In October 2015, it was announced that Bella suffered from Lyme disease. Bella and her mother and brother, Anwar, were all diagnosed with the disease in 2012. The disease forced her to give up her Olympic equestrian dreams. Yes, before entering the modeling world, Bella was a nationally ranked equestrian who started competing at the age of three. Bella and her mother have been extremely active in bringing awareness to Lyme disease on an international lever. Bella even did a speech at the Global Lyme Alliance Gala this year, where she candidly spoke about how her teenage years were taken away from her after being diagnosed.
As far as role models go Bella isn’t a bad one. Apart from a DIU incident when she was 17 (hey, who hasn’t made at least one mistake as a teenager?) who wouldn’t want their daughter to look up to a young girl with a great family, knows the value of hard work and is socially aware? Well, it’s amazing what a simple Goggle search can reveal.
Type the words, Bella Before and After and you’ll find a number of photos of Bella, when she was younger and how different she looked. There’s even a twitter account dedicated to her “Beauty Evolution”. It all has a very strange, romantic ugly duckling who turned into a swan narrative, that I found a tad disturbing.
Now, let’s be clear. This isn’t baby fat, acne, embarrassing hairstyle or photo taken from a funny angle type of different. Bella’s nose was noticeably bigger, her lips much thinner and she might have possibly had a breast augmentation. We aren’t being cynical here, but even the biggest Bella fan has to admit, that the girl has had some work done. No biggie, right? Each to their own, yeah?
Well, if you have 8.2 million followers on Instagram, most of which are young girls and you’re revered as a standard of great beauty that other girls, whether you mean for it or not, are supposed to adhere to, it all begs a simple question. Really? Are we still having this stale argument over and over again?
Not only Bella but model Emily Ratajkowski and even to a degree Kim Kardashian have spearheaded a new plastic surgery trend. Natural looking surgery, subtle cosmetic enhancements all in order to look fresh, healthy, with glowing clear skin and distinct, “pretty” features.

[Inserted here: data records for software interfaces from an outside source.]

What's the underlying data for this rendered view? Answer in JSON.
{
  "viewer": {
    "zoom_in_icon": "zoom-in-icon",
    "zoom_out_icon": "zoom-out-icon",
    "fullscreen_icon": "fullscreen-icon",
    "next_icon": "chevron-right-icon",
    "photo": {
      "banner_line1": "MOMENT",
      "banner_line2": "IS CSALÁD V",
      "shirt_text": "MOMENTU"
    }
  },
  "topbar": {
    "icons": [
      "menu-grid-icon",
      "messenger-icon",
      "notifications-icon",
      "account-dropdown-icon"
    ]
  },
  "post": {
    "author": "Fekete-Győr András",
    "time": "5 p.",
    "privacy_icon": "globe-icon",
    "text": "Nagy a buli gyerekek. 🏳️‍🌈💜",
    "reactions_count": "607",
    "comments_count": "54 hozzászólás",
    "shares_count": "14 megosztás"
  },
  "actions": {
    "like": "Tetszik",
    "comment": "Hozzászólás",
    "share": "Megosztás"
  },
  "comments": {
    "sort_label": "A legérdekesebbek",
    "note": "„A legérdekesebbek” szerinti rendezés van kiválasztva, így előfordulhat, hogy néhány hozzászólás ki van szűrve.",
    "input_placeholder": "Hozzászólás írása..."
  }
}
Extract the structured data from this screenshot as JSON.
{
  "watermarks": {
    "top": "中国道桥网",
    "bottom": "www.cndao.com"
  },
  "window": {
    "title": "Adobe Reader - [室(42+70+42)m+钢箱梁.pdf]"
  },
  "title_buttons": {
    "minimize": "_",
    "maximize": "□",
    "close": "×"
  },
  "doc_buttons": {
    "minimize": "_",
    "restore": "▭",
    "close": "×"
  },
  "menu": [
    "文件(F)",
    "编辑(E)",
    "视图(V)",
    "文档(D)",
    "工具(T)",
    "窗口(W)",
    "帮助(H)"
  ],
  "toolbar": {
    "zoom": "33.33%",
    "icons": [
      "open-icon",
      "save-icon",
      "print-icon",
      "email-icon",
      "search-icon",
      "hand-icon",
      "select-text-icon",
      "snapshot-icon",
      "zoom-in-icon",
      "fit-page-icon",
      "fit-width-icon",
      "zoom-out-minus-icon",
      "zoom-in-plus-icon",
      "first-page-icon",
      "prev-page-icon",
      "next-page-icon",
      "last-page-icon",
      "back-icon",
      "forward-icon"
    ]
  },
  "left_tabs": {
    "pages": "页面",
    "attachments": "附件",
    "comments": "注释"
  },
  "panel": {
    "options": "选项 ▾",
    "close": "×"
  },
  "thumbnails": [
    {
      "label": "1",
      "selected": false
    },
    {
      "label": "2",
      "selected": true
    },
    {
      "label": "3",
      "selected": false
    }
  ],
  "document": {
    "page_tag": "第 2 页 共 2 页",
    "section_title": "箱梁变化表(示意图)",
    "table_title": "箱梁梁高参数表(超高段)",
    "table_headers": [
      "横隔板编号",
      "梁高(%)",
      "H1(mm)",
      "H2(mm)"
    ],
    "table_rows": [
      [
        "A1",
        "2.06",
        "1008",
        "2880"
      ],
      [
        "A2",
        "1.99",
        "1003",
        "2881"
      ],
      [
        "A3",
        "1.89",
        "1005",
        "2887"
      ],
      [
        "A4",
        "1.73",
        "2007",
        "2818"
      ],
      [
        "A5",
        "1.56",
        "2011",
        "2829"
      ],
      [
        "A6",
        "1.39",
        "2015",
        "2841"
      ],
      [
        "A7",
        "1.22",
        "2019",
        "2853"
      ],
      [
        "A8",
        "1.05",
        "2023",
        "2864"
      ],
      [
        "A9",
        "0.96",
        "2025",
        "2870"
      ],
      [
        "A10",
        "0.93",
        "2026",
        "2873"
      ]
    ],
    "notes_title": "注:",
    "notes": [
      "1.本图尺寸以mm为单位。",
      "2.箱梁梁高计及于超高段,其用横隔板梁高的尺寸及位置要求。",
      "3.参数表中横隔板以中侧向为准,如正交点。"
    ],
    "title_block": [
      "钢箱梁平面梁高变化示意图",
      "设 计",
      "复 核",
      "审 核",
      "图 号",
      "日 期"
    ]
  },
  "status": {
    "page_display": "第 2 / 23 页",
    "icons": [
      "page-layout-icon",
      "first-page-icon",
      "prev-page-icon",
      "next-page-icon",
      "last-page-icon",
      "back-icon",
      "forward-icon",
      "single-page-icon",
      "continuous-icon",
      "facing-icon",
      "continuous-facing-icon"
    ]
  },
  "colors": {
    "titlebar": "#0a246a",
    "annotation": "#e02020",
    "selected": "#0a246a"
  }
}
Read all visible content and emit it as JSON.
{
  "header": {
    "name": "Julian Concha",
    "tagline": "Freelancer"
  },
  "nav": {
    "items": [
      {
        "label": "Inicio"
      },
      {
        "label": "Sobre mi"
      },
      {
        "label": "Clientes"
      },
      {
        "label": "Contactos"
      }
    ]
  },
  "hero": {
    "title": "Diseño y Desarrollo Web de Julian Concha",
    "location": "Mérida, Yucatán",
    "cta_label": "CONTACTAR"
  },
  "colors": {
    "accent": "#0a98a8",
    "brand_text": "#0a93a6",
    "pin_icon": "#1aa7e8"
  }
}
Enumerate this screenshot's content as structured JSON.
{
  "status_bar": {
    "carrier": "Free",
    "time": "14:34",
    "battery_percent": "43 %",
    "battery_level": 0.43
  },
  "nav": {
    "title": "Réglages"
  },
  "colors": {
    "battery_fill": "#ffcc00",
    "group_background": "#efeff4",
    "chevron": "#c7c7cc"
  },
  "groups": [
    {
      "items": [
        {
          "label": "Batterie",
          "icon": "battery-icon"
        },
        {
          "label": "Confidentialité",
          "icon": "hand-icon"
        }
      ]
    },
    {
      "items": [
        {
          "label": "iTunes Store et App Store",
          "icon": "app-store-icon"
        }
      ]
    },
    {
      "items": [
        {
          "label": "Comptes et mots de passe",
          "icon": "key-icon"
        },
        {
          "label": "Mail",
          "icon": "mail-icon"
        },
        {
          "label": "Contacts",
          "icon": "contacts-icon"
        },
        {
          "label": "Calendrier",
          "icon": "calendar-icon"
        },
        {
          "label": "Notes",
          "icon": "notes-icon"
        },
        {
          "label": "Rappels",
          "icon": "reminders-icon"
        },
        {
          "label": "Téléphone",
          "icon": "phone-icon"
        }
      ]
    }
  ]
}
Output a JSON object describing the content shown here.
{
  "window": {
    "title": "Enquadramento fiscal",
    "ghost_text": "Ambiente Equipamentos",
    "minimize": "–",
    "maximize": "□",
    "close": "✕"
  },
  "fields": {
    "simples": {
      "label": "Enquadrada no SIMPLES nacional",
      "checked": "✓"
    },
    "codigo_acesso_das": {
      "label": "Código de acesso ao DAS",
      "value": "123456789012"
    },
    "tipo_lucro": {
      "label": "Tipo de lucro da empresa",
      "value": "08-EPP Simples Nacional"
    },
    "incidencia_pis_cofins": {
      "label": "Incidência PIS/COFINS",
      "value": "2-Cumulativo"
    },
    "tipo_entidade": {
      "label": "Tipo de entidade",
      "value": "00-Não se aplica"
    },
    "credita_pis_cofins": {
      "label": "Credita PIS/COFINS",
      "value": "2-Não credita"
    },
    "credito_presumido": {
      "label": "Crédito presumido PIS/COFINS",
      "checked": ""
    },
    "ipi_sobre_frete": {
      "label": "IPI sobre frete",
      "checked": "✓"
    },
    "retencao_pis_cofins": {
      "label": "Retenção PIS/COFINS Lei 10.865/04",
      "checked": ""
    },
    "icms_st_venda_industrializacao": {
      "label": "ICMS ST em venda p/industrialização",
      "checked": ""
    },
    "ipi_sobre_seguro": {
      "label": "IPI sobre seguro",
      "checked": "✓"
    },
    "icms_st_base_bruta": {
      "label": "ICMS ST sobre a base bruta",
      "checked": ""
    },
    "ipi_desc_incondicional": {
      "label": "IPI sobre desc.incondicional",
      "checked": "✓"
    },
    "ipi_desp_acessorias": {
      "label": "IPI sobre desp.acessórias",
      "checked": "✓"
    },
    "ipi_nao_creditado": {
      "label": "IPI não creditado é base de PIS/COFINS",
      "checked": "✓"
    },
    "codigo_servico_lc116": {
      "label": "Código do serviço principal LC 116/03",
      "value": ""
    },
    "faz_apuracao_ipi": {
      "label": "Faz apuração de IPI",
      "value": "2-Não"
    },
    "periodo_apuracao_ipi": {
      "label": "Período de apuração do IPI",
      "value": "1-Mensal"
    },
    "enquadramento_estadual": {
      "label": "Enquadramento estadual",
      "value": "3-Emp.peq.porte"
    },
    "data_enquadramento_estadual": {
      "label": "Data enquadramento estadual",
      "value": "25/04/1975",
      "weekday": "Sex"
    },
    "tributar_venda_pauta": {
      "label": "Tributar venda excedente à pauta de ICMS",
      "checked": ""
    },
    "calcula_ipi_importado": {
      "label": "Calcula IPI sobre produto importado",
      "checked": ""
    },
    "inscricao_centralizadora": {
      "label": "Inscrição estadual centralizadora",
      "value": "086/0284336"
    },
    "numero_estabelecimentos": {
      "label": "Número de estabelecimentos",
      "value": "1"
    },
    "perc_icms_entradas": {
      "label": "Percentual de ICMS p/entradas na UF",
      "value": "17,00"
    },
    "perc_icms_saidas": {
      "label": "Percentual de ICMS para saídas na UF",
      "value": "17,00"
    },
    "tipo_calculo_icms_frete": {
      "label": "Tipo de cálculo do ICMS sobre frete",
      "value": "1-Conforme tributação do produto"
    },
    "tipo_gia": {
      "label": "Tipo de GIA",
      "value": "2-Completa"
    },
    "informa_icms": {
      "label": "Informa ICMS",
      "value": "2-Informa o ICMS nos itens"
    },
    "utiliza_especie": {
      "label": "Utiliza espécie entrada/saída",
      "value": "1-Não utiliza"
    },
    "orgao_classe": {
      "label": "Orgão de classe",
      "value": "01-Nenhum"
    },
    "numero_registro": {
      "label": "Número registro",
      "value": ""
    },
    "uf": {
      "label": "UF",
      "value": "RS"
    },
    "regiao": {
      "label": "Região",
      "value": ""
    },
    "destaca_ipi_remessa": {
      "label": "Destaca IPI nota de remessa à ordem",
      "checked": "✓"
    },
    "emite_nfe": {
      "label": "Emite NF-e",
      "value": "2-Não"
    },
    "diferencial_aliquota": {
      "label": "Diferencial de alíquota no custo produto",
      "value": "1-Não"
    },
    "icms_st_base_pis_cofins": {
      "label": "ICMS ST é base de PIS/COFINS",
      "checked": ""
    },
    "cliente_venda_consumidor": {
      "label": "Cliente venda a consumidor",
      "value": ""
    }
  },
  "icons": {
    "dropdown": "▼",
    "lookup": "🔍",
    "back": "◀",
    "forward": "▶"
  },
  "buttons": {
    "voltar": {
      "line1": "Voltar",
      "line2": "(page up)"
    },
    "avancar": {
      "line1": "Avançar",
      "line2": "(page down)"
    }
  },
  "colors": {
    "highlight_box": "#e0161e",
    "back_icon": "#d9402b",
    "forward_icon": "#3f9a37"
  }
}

On one hand this is a much better route than the overly sexualized, fetish like surgery trend of abnormally massive lips, miniature noses and thin waists. Kylie Jenner is one of the few that still embodies the overtly sexual trend within plastic surgery procedures. On the other hand, we are still talking about plastic surgery on young girls. Does this idea not warrant any shock? How are medical procedures, no matter how subtle, becoming an acceptable way to enhance and change beauty, based on what’s trending. It’s not nail polish, it’s your face. Your actual face.
What’s more concerning is that many regional based influencers with a massive social media following have made it the absolute norm to record themselves visiting doctors for consultations, during procedures, explaining what is being done, how it can be done and showing off the results. Social Media gives the impression that these procedures are accessible and a necessary part of every girl’s journey to become the best she can be. Social media is fuelling this demand for plastic surgery and non-surgical procedures in a positive light when in actual fact it’s simply pointing out perceived flaws that might not matter in a few years.
Whatever Bella did to her face, it transformed her from an average girl to an A-list model. We are still confused as to why those two can’t be the same thing. Bella has hundreds of millions of girls follow her and despite her good intentions, her hard work as a model and spokeswoman for Lyme disease, the underlying message here is that none of that matters. You can’t really make a difference, people can’t know you, unless you fix your nose first.